When you sell an item of gold, you must claim a capital gain or loss if you’ve enjoyed a substantial increase in value. The gain may be short-term, or it could be long-term, depending on the nature of the gold and its rarity and artistic merit. For tax purposes, the gain or loss will be deducted from the original purchase price, or from the fair market value. You will use the cost basis as a starting point and adjust it for the increase/decrease in value.
If you sell your gold, you will be charged capital gains taxes equal to 100 dollars. However, if you receive the same piece of jewelry as a gift, the cost basis becomes the fair market value. For example, if you gave a gift of a gold ring to a friend, you’ll be required to report a loss if you sell the jewelry for less than the original FMV. The gift doesn’t require reporting because you didn’t sell it for the original FMV price.

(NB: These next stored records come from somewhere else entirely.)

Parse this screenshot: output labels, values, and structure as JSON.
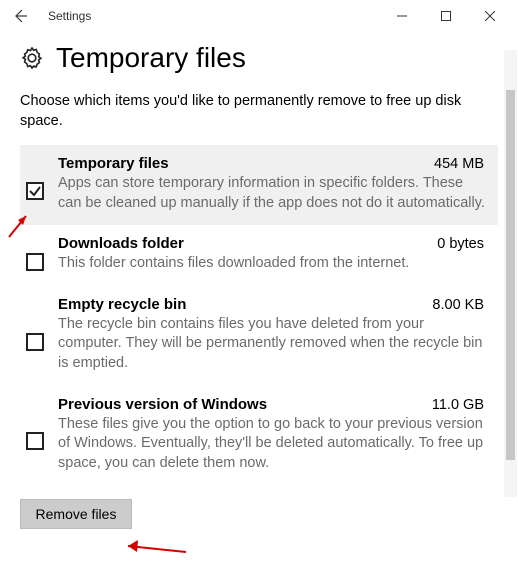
{
  "window": {
    "title": "Settings"
  },
  "page": {
    "heading": "Temporary files",
    "intro": "Choose which items you'd like to permanently remove to free up disk space."
  },
  "items": [
    {
      "title": "Temporary files",
      "size": "454 MB",
      "desc": "Apps can store temporary information in specific folders. These can be cleaned up manually if the app does not do it automatically.",
      "checked": true,
      "selected": true
    },
    {
      "title": "Downloads folder",
      "size": "0 bytes",
      "desc": "This folder contains files downloaded from the internet.",
      "checked": false,
      "selected": false
    },
    {
      "title": "Empty recycle bin",
      "size": "8.00 KB",
      "desc": "The recycle bin contains files you have deleted from your computer. They will be permanently removed when the recycle bin is emptied.",
      "checked": false,
      "selected": false
    },
    {
      "title": "Previous version of Windows",
      "size": "11.0 GB",
      "desc": "These files give you the option to go back to your previous version of Windows. Eventually, they'll be deleted automatically. To free up space, you can delete them now.",
      "checked": false,
      "selected": false
    }
  ],
  "button": {
    "remove": "Remove files"
  },
  "colors": {
    "arrow": "#d40000"
  }
}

Selling Precious Metals for Profit? Pay Up
When selling gold, you’ll need to report the gain or loss. The amount of tax you’ll owe will depend on your cost basis. If you’re selling the metal for a profit, you’ll need to fill out a 1099-B form that outlines the gain or loss you had on the metal’s original cost. In addition, there are various types of tax rules that apply to the sale and receipt of the precious metal.
In general, you’ll only need to pay sales taxes on certain products when you purchase gold. However, some states have an additional sales tax on gold that you’ll have to pay if you’re a resident of another state. In some cases, this tax isn’t as severe as it sounds. If you’re buying gold in the United States, you’ll have to check with the state you’re in to see if you’ll have to pay sales or use tax on the sale.

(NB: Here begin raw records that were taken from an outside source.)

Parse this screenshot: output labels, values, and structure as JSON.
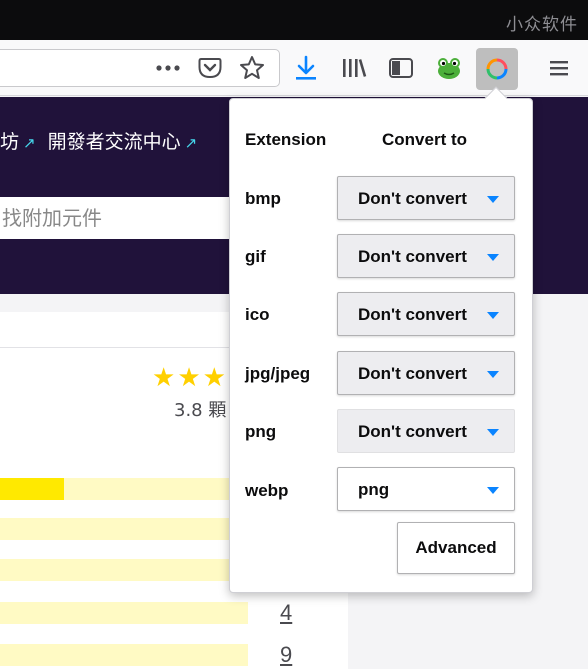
{
  "watermark": "小众软件",
  "toolbar": {
    "icons": [
      "more-icon",
      "pocket-icon",
      "bookmark-star-icon",
      "download-icon",
      "library-icon",
      "sidebar-icon",
      "frog-extension-icon",
      "convert-extension-icon",
      "menu-icon"
    ],
    "accent": "#0a84ff"
  },
  "site": {
    "links": [
      {
        "label": "坊",
        "icon": "external-link-icon"
      },
      {
        "label": "開發者交流中心",
        "icon": "external-link-icon"
      }
    ],
    "search_placeholder": "找附加元件",
    "header_color": "#20123a"
  },
  "rating": {
    "stars_shown": 3,
    "text": "3.8 顆",
    "bar_fill_fraction_first": 0.26,
    "counts": [
      "4",
      "9"
    ]
  },
  "popup": {
    "header_extension": "Extension",
    "header_convert": "Convert to",
    "rows": [
      {
        "ext": "bmp",
        "value": "Don't convert"
      },
      {
        "ext": "gif",
        "value": "Don't convert"
      },
      {
        "ext": "ico",
        "value": "Don't convert"
      },
      {
        "ext": "jpg/jpeg",
        "value": "Don't convert"
      },
      {
        "ext": "png",
        "value": "Don't convert"
      },
      {
        "ext": "webp",
        "value": "png"
      }
    ],
    "advanced_label": "Advanced"
  }
}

If you’re selling gold, you’ll have to pay taxes on the gain or loss you’ve realized. You’ll also need to pay a capital gain if you’re selling gold for profit. Typically, the price you’re taxed on is the cost basis. When you sell gold at the current prices, you will receive a profit of $300 per ounce x 50 ounces. You’ll also have to pay a profit if you sell the metal for investment purposes.

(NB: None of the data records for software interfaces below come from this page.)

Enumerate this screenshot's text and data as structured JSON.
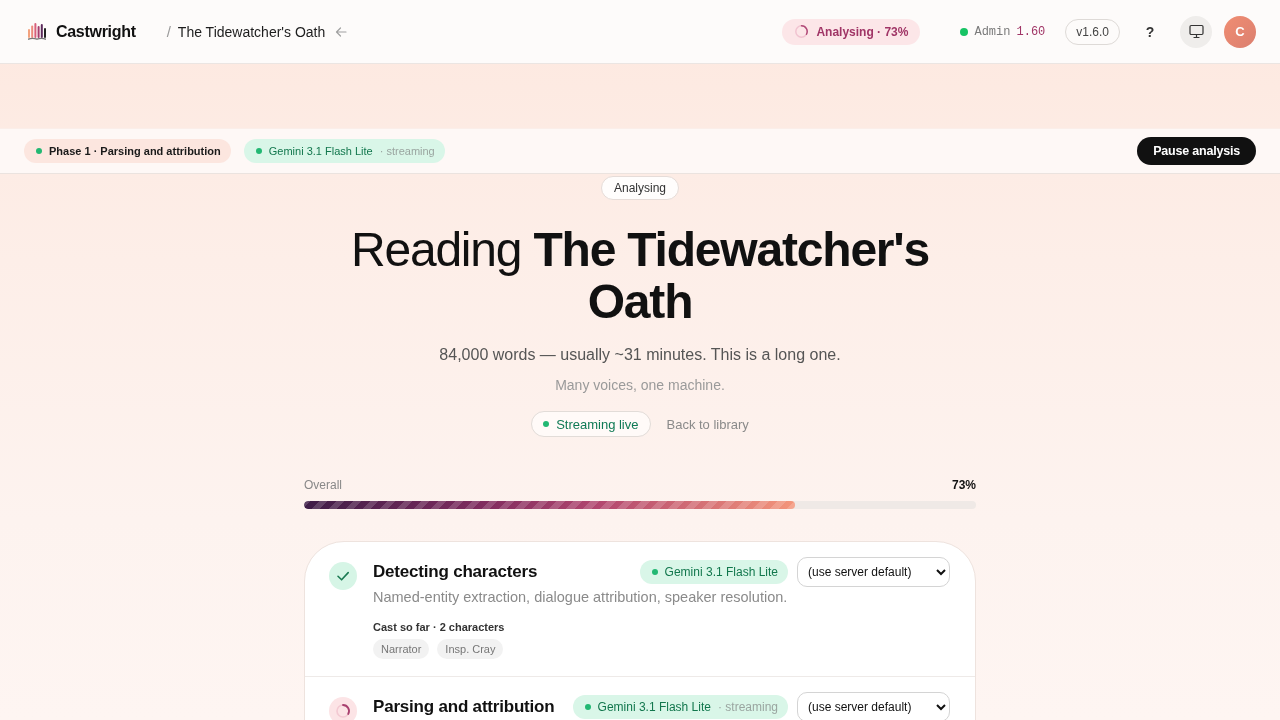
{
  "header": {
    "brand": "Castwright",
    "separator": "/",
    "book_title": "The Tidewatcher's Oath",
    "status": "Analysing · 73%",
    "user": {
      "role": "Admin",
      "value": "1.60"
    },
    "version": "v1.6.0",
    "help": "?",
    "avatar_initial": "C"
  },
  "phase_bar": {
    "phase": "Phase 1 · Parsing and attribution",
    "model": {
      "name": "Gemini 3.1 Flash Lite",
      "note": "· streaming"
    },
    "pause_button": "Pause analysis"
  },
  "hero": {
    "badge": "Analysing",
    "title": "Reading **The Tidewatcher's Oath**",
    "subtitle": "84,000 words — usually ~31 minutes. This is a long one.",
    "tagline": "Many voices, one machine.",
    "actions": [
      {
        "kind": "status",
        "label": "Streaming live"
      },
      {
        "kind": "link",
        "label": "Back to library"
      }
    ]
  },
  "overall": {
    "label": "Overall",
    "reading": "73%",
    "level": 0.73
  },
  "stages": [
    {
      "kind": "done",
      "title": "Detecting characters",
      "model": {
        "name": "Gemini 3.1 Flash Lite"
      },
      "model_choice": "(use server default)",
      "description": "Named-entity extraction, dialogue attribution, speaker resolution.",
      "cast": {
        "label": "Cast so far · 2 characters",
        "names": [
          "Narrator",
          "Insp. Cray"
        ]
      }
    },
    {
      "kind": "running",
      "title": "Parsing and attribution",
      "model": {
        "name": "Gemini 3.1 Flash Lite",
        "note": "· streaming"
      },
      "model_choice": "(use server default)"
    }
  ]
}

If you’re a U.S. investor, the tax implications of selling gold may surprise you. Unlike other assets, the Internal Revenue Service considers gold a collectible, which means that it’s taxed at a higher rate than other assets. If you’re selling your gold in the United States, you’ll have to pay taxes on this profit. You’ll be paying a 28 percent capital gain, while if you’re selling it abroad, you’ll only pay a 15% or 20% of the value.